Pull out all lines from the listing below in which the word "Включить" appears.

**DATA EXTRACTS**

● ● ●

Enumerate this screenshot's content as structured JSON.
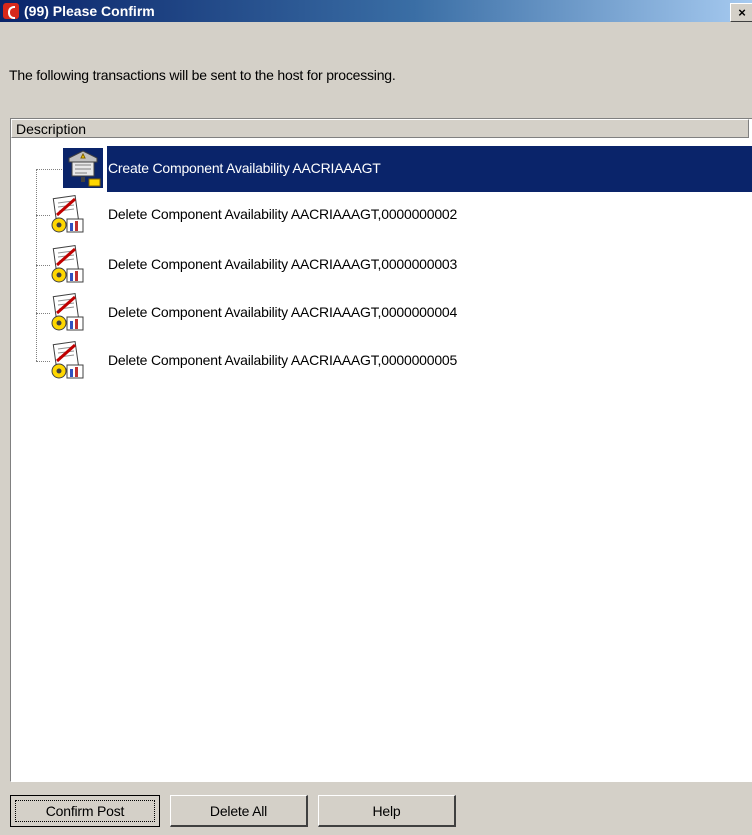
{
  "window": {
    "title": "(99) Please Confirm",
    "close_label": "×"
  },
  "message": "The following transactions will be sent to the host for processing.",
  "list": {
    "column_header": "Description",
    "items": [
      {
        "label": "Create Component Availability  AACRIAAAGT",
        "icon": "create-transaction-icon",
        "selected": true
      },
      {
        "label": "Delete Component Availability  AACRIAAAGT,0000000002",
        "icon": "delete-transaction-icon",
        "selected": false
      },
      {
        "label": "Delete Component Availability  AACRIAAAGT,0000000003",
        "icon": "delete-transaction-icon",
        "selected": false
      },
      {
        "label": "Delete Component Availability  AACRIAAAGT,0000000004",
        "icon": "delete-transaction-icon",
        "selected": false
      },
      {
        "label": "Delete Component Availability  AACRIAAAGT,0000000005",
        "icon": "delete-transaction-icon",
        "selected": false
      }
    ]
  },
  "buttons": {
    "confirm_post": "Confirm Post",
    "delete_all": "Delete All",
    "help": "Help"
  },
  "colors": {
    "selection": "#0a246a",
    "face": "#d4d0c8"
  }
}
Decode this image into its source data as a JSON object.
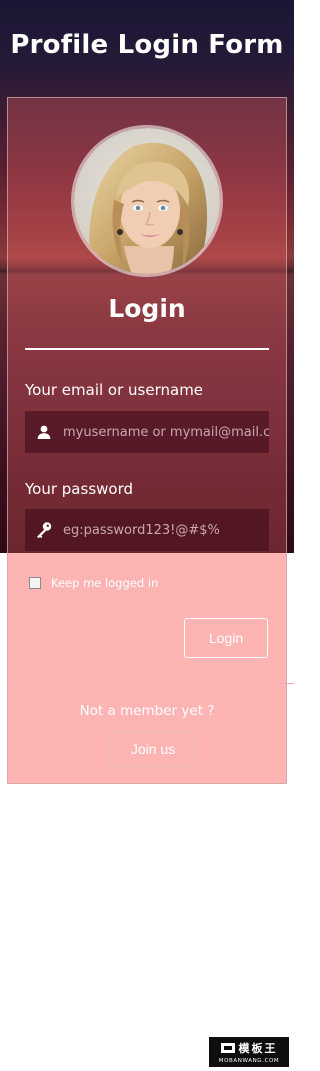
{
  "page": {
    "title": "Profile Login Form"
  },
  "login": {
    "heading": "Login",
    "email_label": "Your email or username",
    "email_placeholder": "myusername or mymail@mail.com",
    "email_icon": "user-icon",
    "password_label": "Your password",
    "password_placeholder": "eg:password123!@#$%",
    "password_icon": "key-icon",
    "keep_logged_in_label": "Keep me logged in",
    "keep_logged_in_checked": false,
    "submit_label": "Login"
  },
  "signup": {
    "prompt": "Not a member yet ?",
    "join_label": "Join us"
  },
  "watermark": {
    "brand": "模板王",
    "site": "MOBANWANG.COM"
  },
  "colors": {
    "panel_tint": "#ff6e6e",
    "text": "#ffffff",
    "background_dark": "#241a38"
  }
}
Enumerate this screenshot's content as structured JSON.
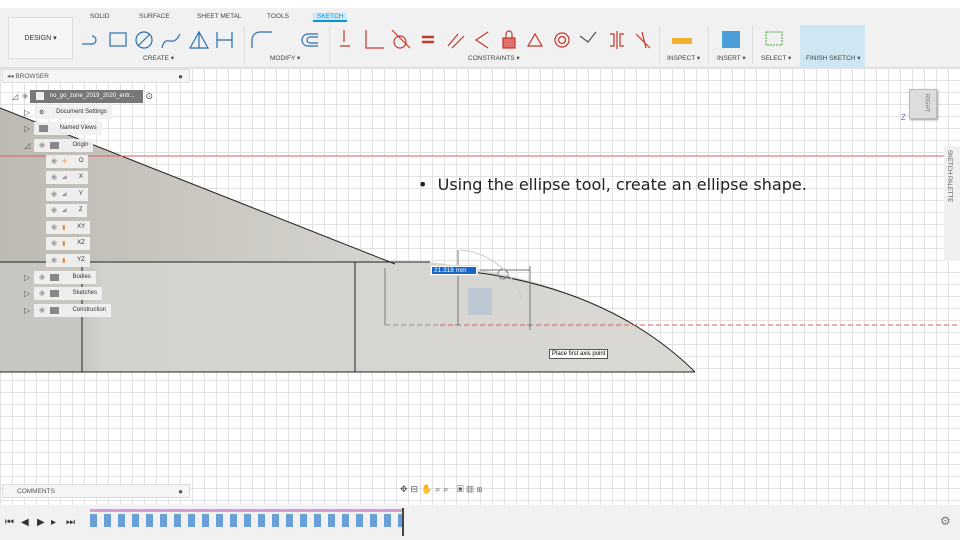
{
  "toolbar": {
    "workspace": "DESIGN ▾",
    "tabs": [
      "SOLID",
      "SURFACE",
      "SHEET METAL",
      "TOOLS",
      "SKETCH"
    ],
    "groups": {
      "create": "CREATE ▾",
      "modify": "MODIFY ▾",
      "constraints": "CONSTRAINTS ▾",
      "inspect": "INSPECT ▾",
      "insert": "INSERT ▾",
      "select": "SELECT ▾",
      "finish": "FINISH SKETCH ▾"
    }
  },
  "browser": {
    "title": "BROWSER",
    "root": "no_go_zone_2019_2020_entr...",
    "items": [
      "Document Settings",
      "Named Views",
      "Origin",
      "O",
      "X",
      "Y",
      "Z",
      "XY",
      "XZ",
      "YZ",
      "Bodies",
      "Sketches",
      "Construction"
    ]
  },
  "comments": {
    "title": "COMMENTS"
  },
  "sketch": {
    "dimension": "21.318 mm",
    "tooltip": "Place first axis point"
  },
  "viewcube": {
    "face": "RIGHT",
    "z": "Z"
  },
  "palette": {
    "title": "SKETCH PALETTE"
  },
  "note": "Using the ellipse tool, create an ellipse shape.",
  "colors": {
    "accent": "#0696d7",
    "finish": "#3aaa35",
    "constraint": "#c0392b"
  }
}
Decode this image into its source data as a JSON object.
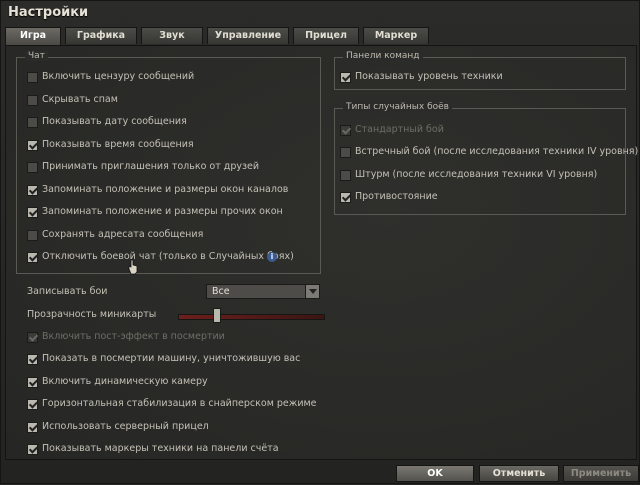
{
  "window": {
    "title": "Настройки"
  },
  "tabs": [
    {
      "label": "Игра",
      "active": true
    },
    {
      "label": "Графика",
      "active": false
    },
    {
      "label": "Звук",
      "active": false
    },
    {
      "label": "Управление",
      "active": false
    },
    {
      "label": "Прицел",
      "active": false
    },
    {
      "label": "Маркер",
      "active": false
    }
  ],
  "chat": {
    "title": "Чат",
    "items": [
      {
        "label": "Включить цензуру сообщений",
        "checked": false
      },
      {
        "label": "Скрывать спам",
        "checked": false
      },
      {
        "label": "Показывать дату сообщения",
        "checked": false
      },
      {
        "label": "Показывать время сообщения",
        "checked": true
      },
      {
        "label": "Принимать приглашения только от друзей",
        "checked": false
      },
      {
        "label": "Запоминать положение и размеры окон каналов",
        "checked": true
      },
      {
        "label": "Запоминать положение и размеры прочих окон",
        "checked": true
      },
      {
        "label": "Сохранять адресата сообщения",
        "checked": false
      },
      {
        "label": "Отключить боевой чат (только в Случайных боях)",
        "checked": true
      }
    ],
    "info_icon": "info-icon"
  },
  "command_panel": {
    "title": "Панели команд",
    "items": [
      {
        "label": "Показывать уровень техники",
        "checked": true
      }
    ]
  },
  "battle_types": {
    "title": "Типы случайных боёв",
    "items": [
      {
        "label": "Стандартный бой",
        "checked": true,
        "disabled": true
      },
      {
        "label": "Встречный бой (после исследования техники IV уровня)",
        "checked": false
      },
      {
        "label": "Штурм (после исследования техники VI уровня)",
        "checked": false
      },
      {
        "label": "Противостояние",
        "checked": true
      }
    ]
  },
  "record": {
    "label": "Записывать бои",
    "value": "Все"
  },
  "minimap": {
    "label": "Прозрачность миникарты",
    "level_percent": 25
  },
  "bottom_options": [
    {
      "label": "Включить пост-эффект в посмертии",
      "checked": true,
      "disabled": true
    },
    {
      "label": "Показать в посмертии машину, уничтожившую вас",
      "checked": true
    },
    {
      "label": "Включить динамическую камеру",
      "checked": true
    },
    {
      "label": "Горизонтальная стабилизация в снайперском режиме",
      "checked": true
    },
    {
      "label": "Использовать серверный прицел",
      "checked": true
    },
    {
      "label": "Показывать маркеры техники на панели счёта",
      "checked": true
    }
  ],
  "buttons": {
    "ok": "OK",
    "cancel": "Отменить",
    "apply": "Применить"
  }
}
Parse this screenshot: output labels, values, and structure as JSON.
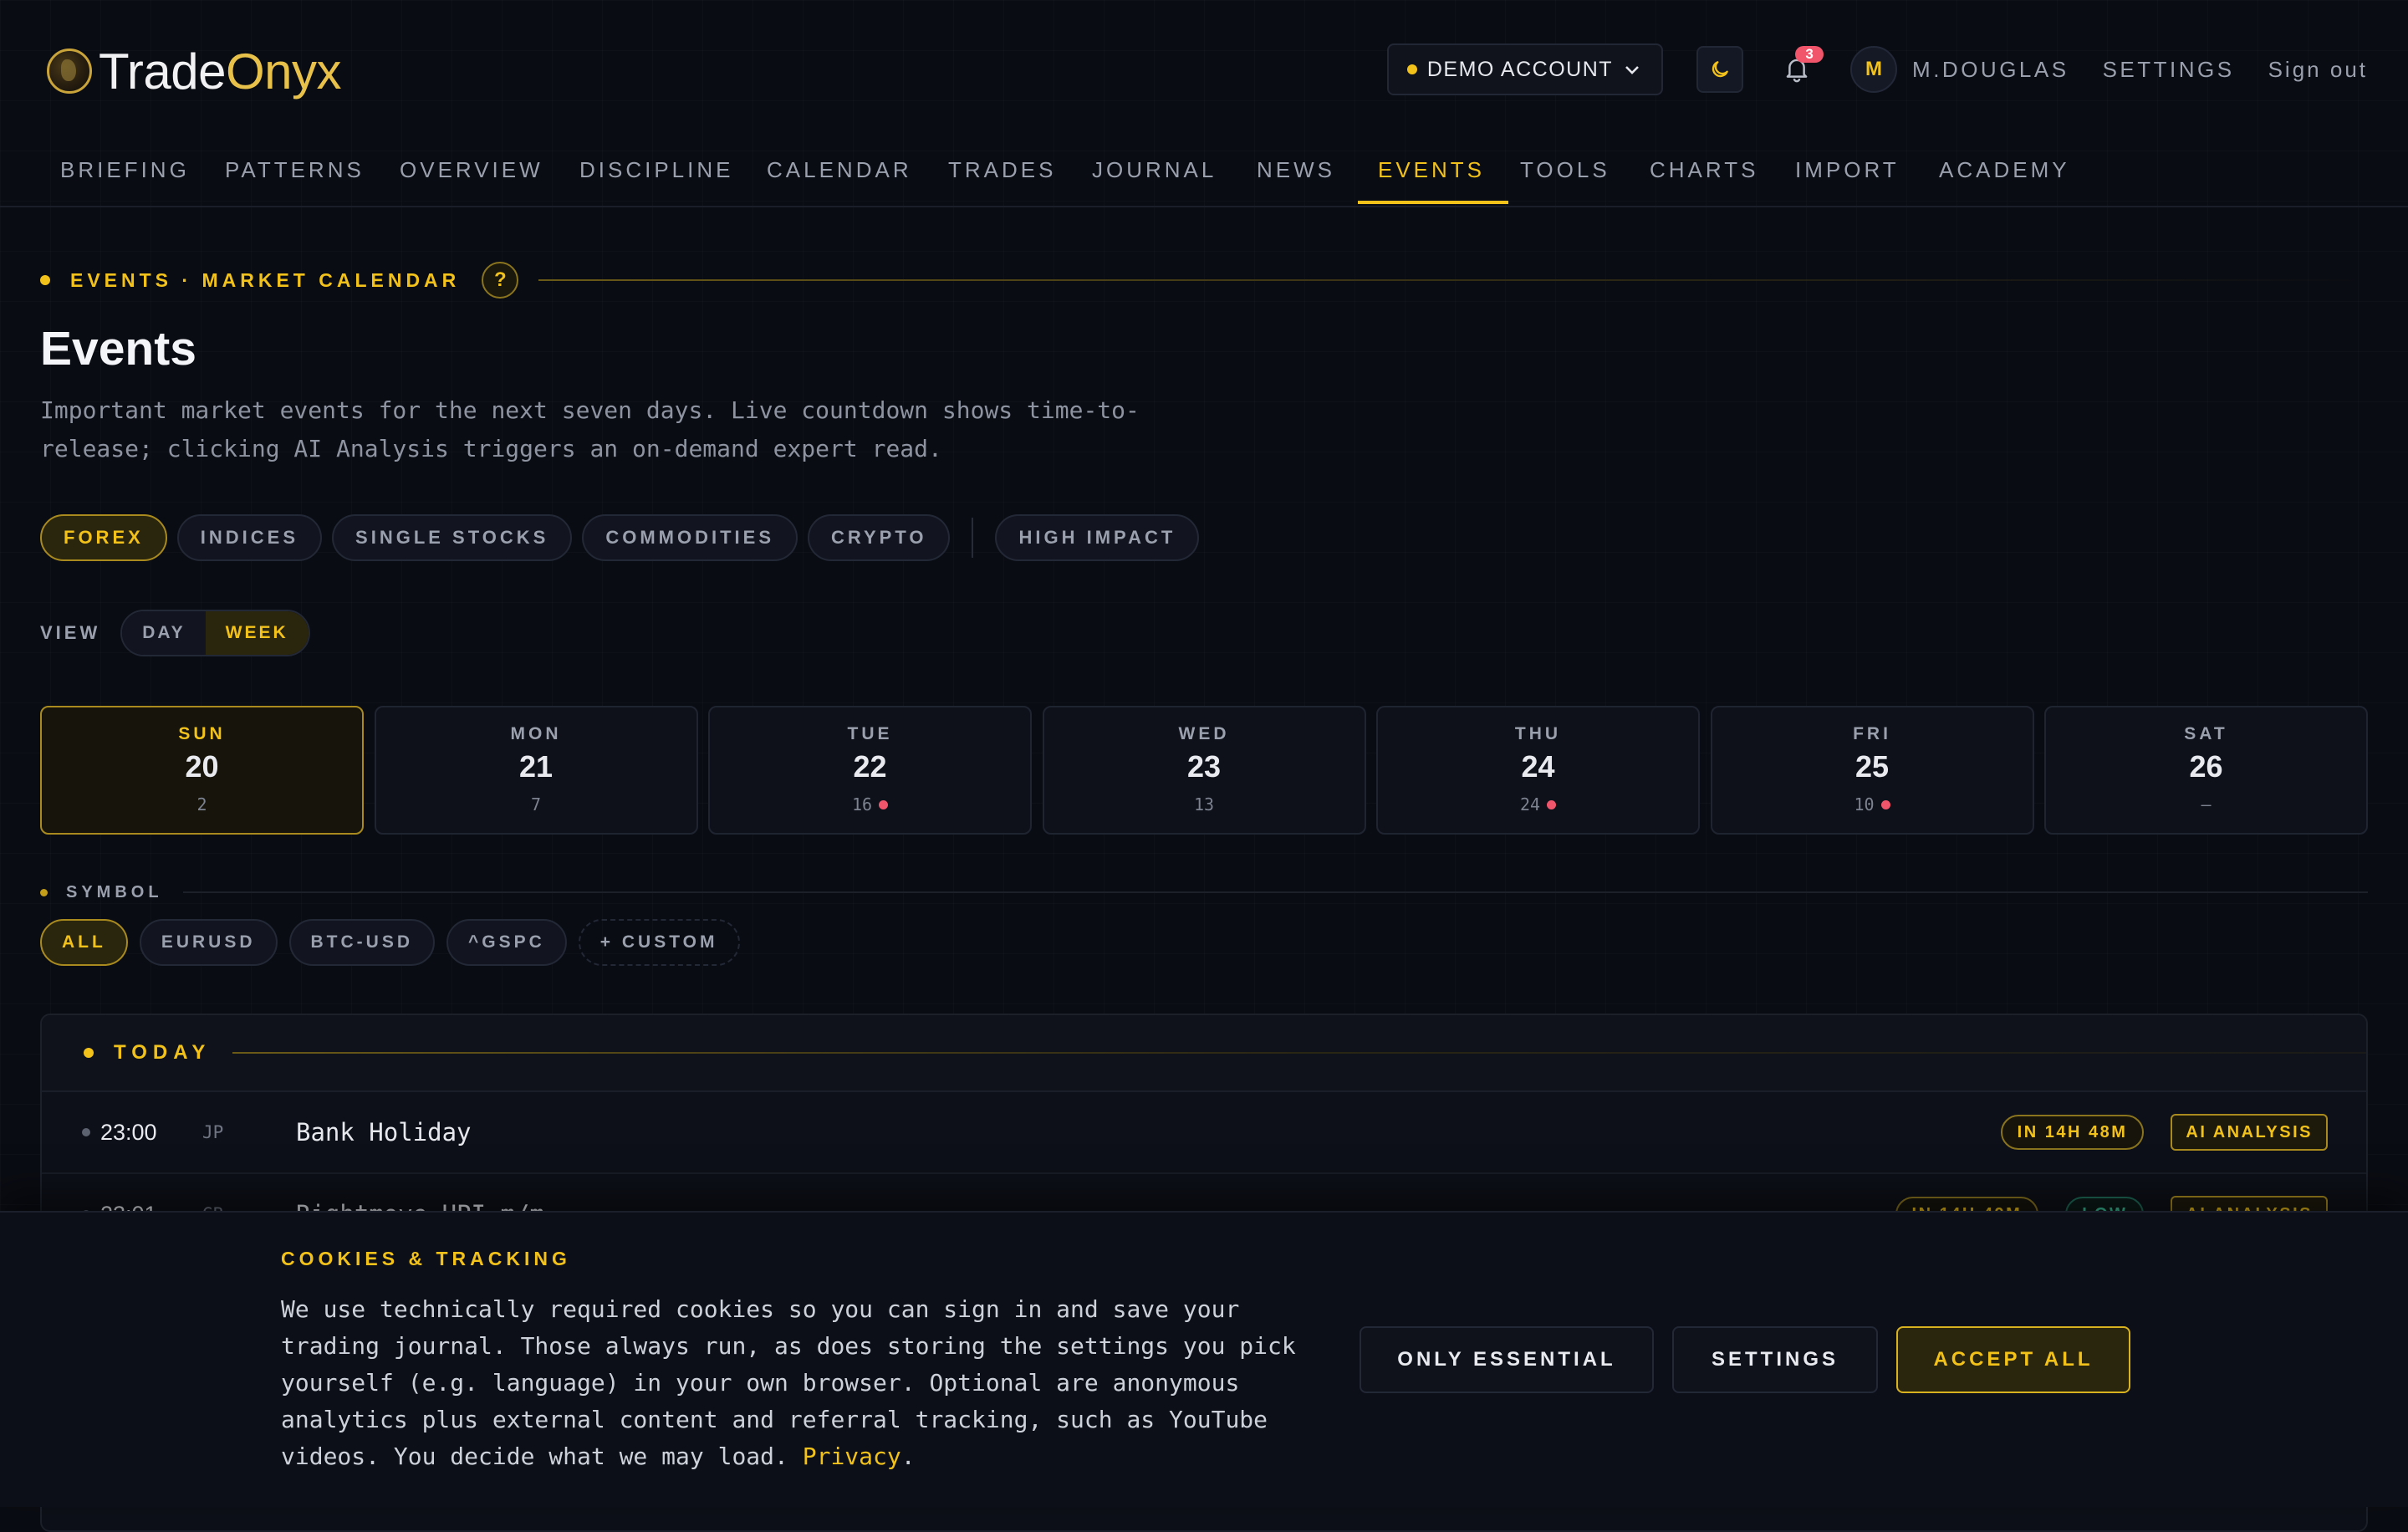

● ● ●

**YOUR RESPONSE**
        "label": "Включить цензуру сообщений",
      "label": "Включить пост-эффект в посмертии",
      "label": "Включить динамическую камеру",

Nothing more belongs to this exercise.